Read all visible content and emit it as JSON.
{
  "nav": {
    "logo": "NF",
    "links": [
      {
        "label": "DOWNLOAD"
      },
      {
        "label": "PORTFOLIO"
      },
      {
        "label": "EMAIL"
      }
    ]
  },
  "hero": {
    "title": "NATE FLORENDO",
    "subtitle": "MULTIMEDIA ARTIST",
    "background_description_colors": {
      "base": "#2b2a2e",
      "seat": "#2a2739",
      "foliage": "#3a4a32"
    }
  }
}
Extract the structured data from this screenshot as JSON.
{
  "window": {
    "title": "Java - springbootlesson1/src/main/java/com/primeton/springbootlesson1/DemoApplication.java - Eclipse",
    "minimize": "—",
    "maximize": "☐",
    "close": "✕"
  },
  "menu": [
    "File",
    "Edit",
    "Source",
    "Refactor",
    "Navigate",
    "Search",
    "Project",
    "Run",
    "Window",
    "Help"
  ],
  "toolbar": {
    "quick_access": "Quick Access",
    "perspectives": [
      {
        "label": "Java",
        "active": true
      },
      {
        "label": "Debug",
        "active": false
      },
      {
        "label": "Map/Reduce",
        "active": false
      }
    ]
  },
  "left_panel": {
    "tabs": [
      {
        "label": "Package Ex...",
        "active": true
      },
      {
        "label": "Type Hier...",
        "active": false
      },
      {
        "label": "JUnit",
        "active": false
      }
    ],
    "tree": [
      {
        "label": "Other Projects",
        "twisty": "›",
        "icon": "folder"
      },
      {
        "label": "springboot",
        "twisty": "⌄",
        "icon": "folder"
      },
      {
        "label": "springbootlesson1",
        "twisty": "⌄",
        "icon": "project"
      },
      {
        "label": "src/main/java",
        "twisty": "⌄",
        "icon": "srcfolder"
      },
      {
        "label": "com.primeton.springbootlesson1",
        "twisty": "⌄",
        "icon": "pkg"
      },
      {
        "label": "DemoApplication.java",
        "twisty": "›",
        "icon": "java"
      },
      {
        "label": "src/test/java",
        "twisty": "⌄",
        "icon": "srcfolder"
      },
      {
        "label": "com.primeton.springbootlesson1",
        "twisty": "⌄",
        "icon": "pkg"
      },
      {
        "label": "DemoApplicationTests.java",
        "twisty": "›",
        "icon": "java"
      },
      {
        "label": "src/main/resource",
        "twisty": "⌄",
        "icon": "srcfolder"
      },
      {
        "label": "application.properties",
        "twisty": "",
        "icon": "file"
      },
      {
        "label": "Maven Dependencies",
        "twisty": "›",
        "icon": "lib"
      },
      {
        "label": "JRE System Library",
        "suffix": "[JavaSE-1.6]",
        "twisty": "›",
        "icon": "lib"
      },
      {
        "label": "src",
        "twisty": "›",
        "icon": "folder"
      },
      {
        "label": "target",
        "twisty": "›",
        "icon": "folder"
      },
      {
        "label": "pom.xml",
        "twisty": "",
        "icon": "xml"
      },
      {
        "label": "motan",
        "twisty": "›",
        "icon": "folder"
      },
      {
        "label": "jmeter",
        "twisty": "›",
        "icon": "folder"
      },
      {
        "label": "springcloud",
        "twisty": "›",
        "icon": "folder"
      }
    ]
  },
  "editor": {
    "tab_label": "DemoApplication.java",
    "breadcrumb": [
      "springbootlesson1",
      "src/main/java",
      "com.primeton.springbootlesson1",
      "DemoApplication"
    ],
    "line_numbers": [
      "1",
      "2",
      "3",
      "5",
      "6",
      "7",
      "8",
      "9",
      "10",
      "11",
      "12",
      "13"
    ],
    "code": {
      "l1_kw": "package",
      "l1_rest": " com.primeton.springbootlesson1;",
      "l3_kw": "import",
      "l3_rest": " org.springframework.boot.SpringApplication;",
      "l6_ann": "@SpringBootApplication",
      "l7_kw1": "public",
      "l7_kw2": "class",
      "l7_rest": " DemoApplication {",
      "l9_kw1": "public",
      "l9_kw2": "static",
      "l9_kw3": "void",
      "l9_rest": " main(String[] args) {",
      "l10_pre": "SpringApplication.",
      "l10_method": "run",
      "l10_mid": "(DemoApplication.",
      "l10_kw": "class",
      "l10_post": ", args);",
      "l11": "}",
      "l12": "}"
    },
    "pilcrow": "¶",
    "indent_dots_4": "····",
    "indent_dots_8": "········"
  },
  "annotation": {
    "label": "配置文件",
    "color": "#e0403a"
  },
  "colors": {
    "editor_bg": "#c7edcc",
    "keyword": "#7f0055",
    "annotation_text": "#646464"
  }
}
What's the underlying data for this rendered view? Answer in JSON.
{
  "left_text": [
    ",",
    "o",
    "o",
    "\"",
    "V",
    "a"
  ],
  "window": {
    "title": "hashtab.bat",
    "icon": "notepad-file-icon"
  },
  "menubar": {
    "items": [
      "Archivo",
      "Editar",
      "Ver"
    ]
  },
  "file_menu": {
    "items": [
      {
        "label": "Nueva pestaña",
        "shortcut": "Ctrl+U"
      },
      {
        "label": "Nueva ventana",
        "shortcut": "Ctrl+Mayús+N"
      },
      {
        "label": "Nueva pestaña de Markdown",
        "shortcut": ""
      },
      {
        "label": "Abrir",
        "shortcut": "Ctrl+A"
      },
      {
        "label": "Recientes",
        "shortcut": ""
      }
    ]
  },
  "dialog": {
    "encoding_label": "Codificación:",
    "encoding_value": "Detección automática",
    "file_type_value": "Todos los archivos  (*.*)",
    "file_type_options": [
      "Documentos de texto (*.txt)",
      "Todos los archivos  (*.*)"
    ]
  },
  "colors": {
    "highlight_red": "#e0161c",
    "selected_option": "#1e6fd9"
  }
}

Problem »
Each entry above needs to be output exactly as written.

Output for this task »
Read all visible content and emit it as JSON.
{
  "nav": {
    "logo": "NF",
    "links": [
      {
        "label": "DOWNLOAD"
      },
      {
        "label": "PORTFOLIO"
      },
      {
        "label": "EMAIL"
      }
    ]
  },
  "hero": {
    "title": "NATE FLORENDO",
    "subtitle": "MULTIMEDIA ARTIST",
    "background_description_colors": {
      "base": "#2b2a2e",
      "seat": "#2a2739",
      "foliage": "#3a4a32"
    }
  }
}
Extract the structured data from this screenshot as JSON.
{
  "window": {
    "title": "Java - springbootlesson1/src/main/java/com/primeton/springbootlesson1/DemoApplication.java - Eclipse",
    "minimize": "—",
    "maximize": "☐",
    "close": "✕"
  },
  "menu": [
    "File",
    "Edit",
    "Source",
    "Refactor",
    "Navigate",
    "Search",
    "Project",
    "Run",
    "Window",
    "Help"
  ],
  "toolbar": {
    "quick_access": "Quick Access",
    "perspectives": [
      {
        "label": "Java",
        "active": true
      },
      {
        "label": "Debug",
        "active": false
      },
      {
        "label": "Map/Reduce",
        "active": false
      }
    ]
  },
  "left_panel": {
    "tabs": [
      {
        "label": "Package Ex...",
        "active": true
      },
      {
        "label": "Type Hier...",
        "active": false
      },
      {
        "label": "JUnit",
        "active": false
      }
    ],
    "tree": [
      {
        "label": "Other Projects",
        "twisty": "›",
        "icon": "folder"
      },
      {
        "label": "springboot",
        "twisty": "⌄",
        "icon": "folder"
      },
      {
        "label": "springbootlesson1",
        "twisty": "⌄",
        "icon": "project"
      },
      {
        "label": "src/main/java",
        "twisty": "⌄",
        "icon": "srcfolder"
      },
      {
        "label": "com.primeton.springbootlesson1",
        "twisty": "⌄",
        "icon": "pkg"
      },
      {
        "label": "DemoApplication.java",
        "twisty": "›",
        "icon": "java"
      },
      {
        "label": "src/test/java",
        "twisty": "⌄",
        "icon": "srcfolder"
      },
      {
        "label": "com.primeton.springbootlesson1",
        "twisty": "⌄",
        "icon": "pkg"
      },
      {
        "label": "DemoApplicationTests.java",
        "twisty": "›",
        "icon": "java"
      },
      {
        "label": "src/main/resource",
        "twisty": "⌄",
        "icon": "srcfolder"
      },
      {
        "label": "application.properties",
        "twisty": "",
        "icon": "file"
      },
      {
        "label": "Maven Dependencies",
        "twisty": "›",
        "icon": "lib"
      },
      {
        "label": "JRE System Library",
        "suffix": "[JavaSE-1.6]",
        "twisty": "›",
        "icon": "lib"
      },
      {
        "label": "src",
        "twisty": "›",
        "icon": "folder"
      },
      {
        "label": "target",
        "twisty": "›",
        "icon": "folder"
      },
      {
        "label": "pom.xml",
        "twisty": "",
        "icon": "xml"
      },
      {
        "label": "motan",
        "twisty": "›",
        "icon": "folder"
      },
      {
        "label": "jmeter",
        "twisty": "›",
        "icon": "folder"
      },
      {
        "label": "springcloud",
        "twisty": "›",
        "icon": "folder"
      }
    ]
  },
  "editor": {
    "tab_label": "DemoApplication.java",
    "breadcrumb": [
      "springbootlesson1",
      "src/main/java",
      "com.primeton.springbootlesson1",
      "DemoApplication"
    ],
    "line_numbers": [
      "1",
      "2",
      "3",
      "5",
      "6",
      "7",
      "8",
      "9",
      "10",
      "11",
      "12",
      "13"
    ],
    "code": {
      "l1_kw": "package",
      "l1_rest": " com.primeton.springbootlesson1;",
      "l3_kw": "import",
      "l3_rest": " org.springframework.boot.SpringApplication;",
      "l6_ann": "@SpringBootApplication",
      "l7_kw1": "public",
      "l7_kw2": "class",
      "l7_rest": " DemoApplication {",
      "l9_kw1": "public",
      "l9_kw2": "static",
      "l9_kw3": "void",
      "l9_rest": " main(String[] args) {",
      "l10_pre": "SpringApplication.",
      "l10_method": "run",
      "l10_mid": "(DemoApplication.",
      "l10_kw": "class",
      "l10_post": ", args);",
      "l11": "}",
      "l12": "}"
    },
    "pilcrow": "¶",
    "indent_dots_4": "····",
    "indent_dots_8": "········"
  },
  "annotation": {
    "label": "配置文件",
    "color": "#e0403a"
  },
  "colors": {
    "editor_bg": "#c7edcc",
    "keyword": "#7f0055",
    "annotation_text": "#646464"
  }
}
What's the underlying data for this rendered view? Answer in JSON.
{
  "left_text": [
    ",",
    "o",
    "o",
    "\"",
    "V",
    "a"
  ],
  "window": {
    "title": "hashtab.bat",
    "icon": "notepad-file-icon"
  },
  "menubar": {
    "items": [
      "Archivo",
      "Editar",
      "Ver"
    ]
  },
  "file_menu": {
    "items": [
      {
        "label": "Nueva pestaña",
        "shortcut": "Ctrl+U"
      },
      {
        "label": "Nueva ventana",
        "shortcut": "Ctrl+Mayús+N"
      },
      {
        "label": "Nueva pestaña de Markdown",
        "shortcut": ""
      },
      {
        "label": "Abrir",
        "shortcut": "Ctrl+A"
      },
      {
        "label": "Recientes",
        "shortcut": ""
      }
    ]
  },
  "dialog": {
    "encoding_label": "Codificación:",
    "encoding_value": "Detección automática",
    "file_type_value": "Todos los archivos  (*.*)",
    "file_type_options": [
      "Documentos de texto (*.txt)",
      "Todos los archivos  (*.*)"
    ]
  },
  "colors": {
    "highlight_red": "#e0161c",
    "selected_option": "#1e6fd9"
  }
}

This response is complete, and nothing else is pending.